Hon. Richard Pombo,
Chairman, Committee on Resources,
House of Representatives, Washington, DC.
Dear Mr. Chairman: The Congressional Budget Office has
prepared the enclosed cost estimate for H.R. 1038, the Public
Lands Fire Regulations Enforcement Act of 2003.
If you wish further details on this estimate, we will be
pleased to provide them. The CBO staff contact is Megan
H.R. 1038--Public Lands Fire Regulations Enforcement Act of 2003
CBO estimates that H.R. 1038 would not significantly affect
the federal budget. The bill would increase both revenues and
direct spending by less than $500,000 a year. H.R. 1038
contains no intergovernmental or private-sector mandates as
defined in the Unfunded Mandates Reform Act and would impose no
costs on state, local, or tribal governments.
H.R. 1038 would increase fines and imprisonment terms for
violating fire regulations on certain federal lands. The bill
would authorize the Secretary of Agriculture and the Secretary
of the Interior to spend, without further appropriation,
amounts received from such fines to reimburse the appropriate
department for certain costs incurred to respond to fires,
rehabilitate damaged lands, and increase public awareness of
legal requirements regarding the use of fire on public lands.
Under current law, collections of such fines are recorded
in the budget as governmental receipts (revenues) and are
deposited in the Crime Victims Fund and later spent.

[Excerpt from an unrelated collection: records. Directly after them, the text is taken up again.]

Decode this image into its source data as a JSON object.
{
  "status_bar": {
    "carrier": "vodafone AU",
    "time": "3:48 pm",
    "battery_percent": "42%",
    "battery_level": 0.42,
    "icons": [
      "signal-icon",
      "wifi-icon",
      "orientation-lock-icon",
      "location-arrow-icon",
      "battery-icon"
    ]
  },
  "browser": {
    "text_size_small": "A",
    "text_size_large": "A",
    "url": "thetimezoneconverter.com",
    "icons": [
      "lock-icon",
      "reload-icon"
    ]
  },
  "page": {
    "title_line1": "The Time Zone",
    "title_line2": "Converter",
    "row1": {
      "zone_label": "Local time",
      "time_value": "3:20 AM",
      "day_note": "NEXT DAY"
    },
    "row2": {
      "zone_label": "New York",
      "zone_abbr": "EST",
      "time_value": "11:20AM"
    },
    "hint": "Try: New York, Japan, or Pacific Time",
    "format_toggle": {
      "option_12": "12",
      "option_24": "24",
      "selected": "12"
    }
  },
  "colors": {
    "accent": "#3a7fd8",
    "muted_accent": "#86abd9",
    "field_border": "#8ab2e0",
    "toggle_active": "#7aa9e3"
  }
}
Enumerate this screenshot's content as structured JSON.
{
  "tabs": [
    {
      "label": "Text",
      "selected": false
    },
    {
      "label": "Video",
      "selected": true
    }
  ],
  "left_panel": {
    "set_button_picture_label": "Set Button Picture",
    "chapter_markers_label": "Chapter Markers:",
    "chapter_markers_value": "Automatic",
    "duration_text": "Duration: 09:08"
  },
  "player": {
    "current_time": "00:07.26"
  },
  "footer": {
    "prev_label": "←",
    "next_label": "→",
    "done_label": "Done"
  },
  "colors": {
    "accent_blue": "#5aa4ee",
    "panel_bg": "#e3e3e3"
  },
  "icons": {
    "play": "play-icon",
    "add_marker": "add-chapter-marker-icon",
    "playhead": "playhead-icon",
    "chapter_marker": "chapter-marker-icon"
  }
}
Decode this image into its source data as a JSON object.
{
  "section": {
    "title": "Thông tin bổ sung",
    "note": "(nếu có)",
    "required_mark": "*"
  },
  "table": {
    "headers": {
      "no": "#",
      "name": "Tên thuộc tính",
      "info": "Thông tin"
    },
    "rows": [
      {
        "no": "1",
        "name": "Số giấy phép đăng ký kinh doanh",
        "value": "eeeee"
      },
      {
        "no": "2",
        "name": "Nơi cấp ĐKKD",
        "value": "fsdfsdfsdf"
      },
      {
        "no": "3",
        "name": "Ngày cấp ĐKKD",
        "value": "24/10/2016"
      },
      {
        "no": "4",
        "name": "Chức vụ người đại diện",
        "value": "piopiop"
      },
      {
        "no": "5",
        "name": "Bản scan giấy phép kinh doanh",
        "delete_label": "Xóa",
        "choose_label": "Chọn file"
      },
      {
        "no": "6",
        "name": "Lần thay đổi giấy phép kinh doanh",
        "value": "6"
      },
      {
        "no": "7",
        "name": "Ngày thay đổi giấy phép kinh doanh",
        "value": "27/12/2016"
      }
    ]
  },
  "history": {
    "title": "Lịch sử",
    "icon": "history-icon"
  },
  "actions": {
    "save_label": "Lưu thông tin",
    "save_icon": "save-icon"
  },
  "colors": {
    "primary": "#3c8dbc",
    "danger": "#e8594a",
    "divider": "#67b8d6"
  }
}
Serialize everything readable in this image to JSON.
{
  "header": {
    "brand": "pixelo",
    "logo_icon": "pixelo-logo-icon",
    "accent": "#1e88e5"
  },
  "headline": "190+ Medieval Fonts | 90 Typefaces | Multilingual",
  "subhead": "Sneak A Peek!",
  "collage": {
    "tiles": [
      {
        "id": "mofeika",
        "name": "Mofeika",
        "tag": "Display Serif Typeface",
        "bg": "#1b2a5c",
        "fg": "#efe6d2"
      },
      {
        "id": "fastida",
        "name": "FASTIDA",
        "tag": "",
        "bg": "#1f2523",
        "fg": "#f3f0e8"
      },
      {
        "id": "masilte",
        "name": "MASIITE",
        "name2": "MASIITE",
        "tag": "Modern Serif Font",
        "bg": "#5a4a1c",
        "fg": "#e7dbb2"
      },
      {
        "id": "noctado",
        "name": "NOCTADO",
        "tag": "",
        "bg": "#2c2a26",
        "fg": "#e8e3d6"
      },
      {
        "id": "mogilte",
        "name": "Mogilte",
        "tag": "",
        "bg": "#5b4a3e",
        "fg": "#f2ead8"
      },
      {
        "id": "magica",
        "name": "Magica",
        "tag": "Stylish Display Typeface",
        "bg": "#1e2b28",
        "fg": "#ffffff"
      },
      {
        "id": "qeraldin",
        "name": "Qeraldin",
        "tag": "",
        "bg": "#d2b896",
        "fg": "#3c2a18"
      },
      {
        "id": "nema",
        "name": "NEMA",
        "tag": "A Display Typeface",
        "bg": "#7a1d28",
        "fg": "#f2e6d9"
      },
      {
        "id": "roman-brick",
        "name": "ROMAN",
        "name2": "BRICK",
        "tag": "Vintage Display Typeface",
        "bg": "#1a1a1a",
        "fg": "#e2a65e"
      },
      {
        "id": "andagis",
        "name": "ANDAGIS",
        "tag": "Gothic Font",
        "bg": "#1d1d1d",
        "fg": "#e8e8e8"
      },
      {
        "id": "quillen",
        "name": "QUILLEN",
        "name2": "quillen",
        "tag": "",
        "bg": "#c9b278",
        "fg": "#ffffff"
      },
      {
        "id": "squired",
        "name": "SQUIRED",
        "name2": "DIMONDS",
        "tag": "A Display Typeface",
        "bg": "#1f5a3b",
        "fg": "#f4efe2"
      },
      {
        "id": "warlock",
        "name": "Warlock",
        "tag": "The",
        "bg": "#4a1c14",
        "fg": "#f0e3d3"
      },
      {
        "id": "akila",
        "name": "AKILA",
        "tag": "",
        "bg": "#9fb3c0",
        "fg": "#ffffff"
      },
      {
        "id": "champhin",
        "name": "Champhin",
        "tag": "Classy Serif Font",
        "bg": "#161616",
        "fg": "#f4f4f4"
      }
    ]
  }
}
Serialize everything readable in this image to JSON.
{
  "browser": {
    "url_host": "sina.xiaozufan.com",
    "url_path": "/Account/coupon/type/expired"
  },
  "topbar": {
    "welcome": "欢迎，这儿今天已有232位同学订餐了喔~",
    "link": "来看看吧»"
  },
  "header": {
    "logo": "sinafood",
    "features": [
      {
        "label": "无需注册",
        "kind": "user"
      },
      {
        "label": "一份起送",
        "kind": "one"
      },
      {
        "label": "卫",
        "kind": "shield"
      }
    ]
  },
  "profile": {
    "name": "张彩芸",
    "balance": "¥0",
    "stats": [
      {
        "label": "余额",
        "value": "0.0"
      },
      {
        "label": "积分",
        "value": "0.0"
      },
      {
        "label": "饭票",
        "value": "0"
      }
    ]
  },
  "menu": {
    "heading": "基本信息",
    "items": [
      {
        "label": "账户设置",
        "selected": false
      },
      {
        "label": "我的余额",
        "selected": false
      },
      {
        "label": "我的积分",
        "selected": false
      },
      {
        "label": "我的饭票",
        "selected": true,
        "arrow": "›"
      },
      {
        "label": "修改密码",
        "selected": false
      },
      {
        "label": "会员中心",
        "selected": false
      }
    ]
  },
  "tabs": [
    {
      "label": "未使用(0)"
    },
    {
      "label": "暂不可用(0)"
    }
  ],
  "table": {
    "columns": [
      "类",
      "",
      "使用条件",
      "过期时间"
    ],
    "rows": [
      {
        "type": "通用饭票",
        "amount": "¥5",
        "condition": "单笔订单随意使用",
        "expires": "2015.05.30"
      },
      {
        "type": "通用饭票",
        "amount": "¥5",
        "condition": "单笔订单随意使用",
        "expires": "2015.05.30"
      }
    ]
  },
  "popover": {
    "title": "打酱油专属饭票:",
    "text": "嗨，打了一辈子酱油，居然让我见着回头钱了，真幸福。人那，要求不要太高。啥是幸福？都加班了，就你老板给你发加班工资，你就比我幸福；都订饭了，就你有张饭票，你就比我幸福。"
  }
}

Based on
information from the Department of the Interior and the Forest
Service, CBO estimates that increasing those fines and
authorizing the agencies to spend them would increase revenues
and direct spending by less than $500,000 annually. We also
estimate that any increased costs for prison operations, which
would be subject to appropriation, would not be significant.
The CBO staff contact for this estimate is Megan Carroll.
This estimate was approved by Peter H. Fontaine, Deputy
Assistant Director for Budget Analysis.
COMPLIANCE WITH PUBLIC LAW 104-4
This bill contains no unfunded mandates.
PREEMPTION OF STATE, LOCAL OR TRIBAL LAW
This bill is not intended to preempt any State, local or
CHANGES IN EXISTING LAW
If enacted, this bill would make no changes to existing
ADDITIONAL VIEWS OF REPRESENTATIVE JAY INSLEE
H.R. 1038, as reported by the Committee, is well-intended
but seriously flawed legislation. While I agree with the
sponsor's goal of deterring violations of federal regulations
to prevent fires on national forests and public lands, the bill
as presently written does not achieve that goal and instead
would complicate and even discourage law enforcement.
In a letter dated July 7, 2003, the U.S. Department of
Justice detailed a number of serious concerns about H.R. 1038.
Significantly, the Department notes that the increased prison
term set forth in the legislation would guarantee every
defendant a right to a jury trial under the Sixth Amendment to
the United States Constitution, no matter how trivial the
offense. Similarly, the proposed minimum fine of $1,000 may
result in more challenges in court by those ticketed, draining
both prosecutorial and court resources. Ironically, it could
discourage the National Park Service or Forest Service law
enforcement officers from issuing a citation notice or ticket
for routine offenses.
As a former prosecutor in the State of Washington, I am
particularly concerned about the Congress acting haphazardly to
tie the hands of law enforcement officers and to further clog
the courts with cases involving minor infractions.
At the markup of H.R. 1038, however, the Chairman assured
Members that the legislation will be amended to address the
Department of Justice's concerns when it is considered on the
floor of the House. I preferred that the Committee postpone
markup instead of knowingly reporting a flawed bill. But
relying on the Chairman's assurance, I look forward to
participating in the process of developing those amendments
prior to it coming before the House.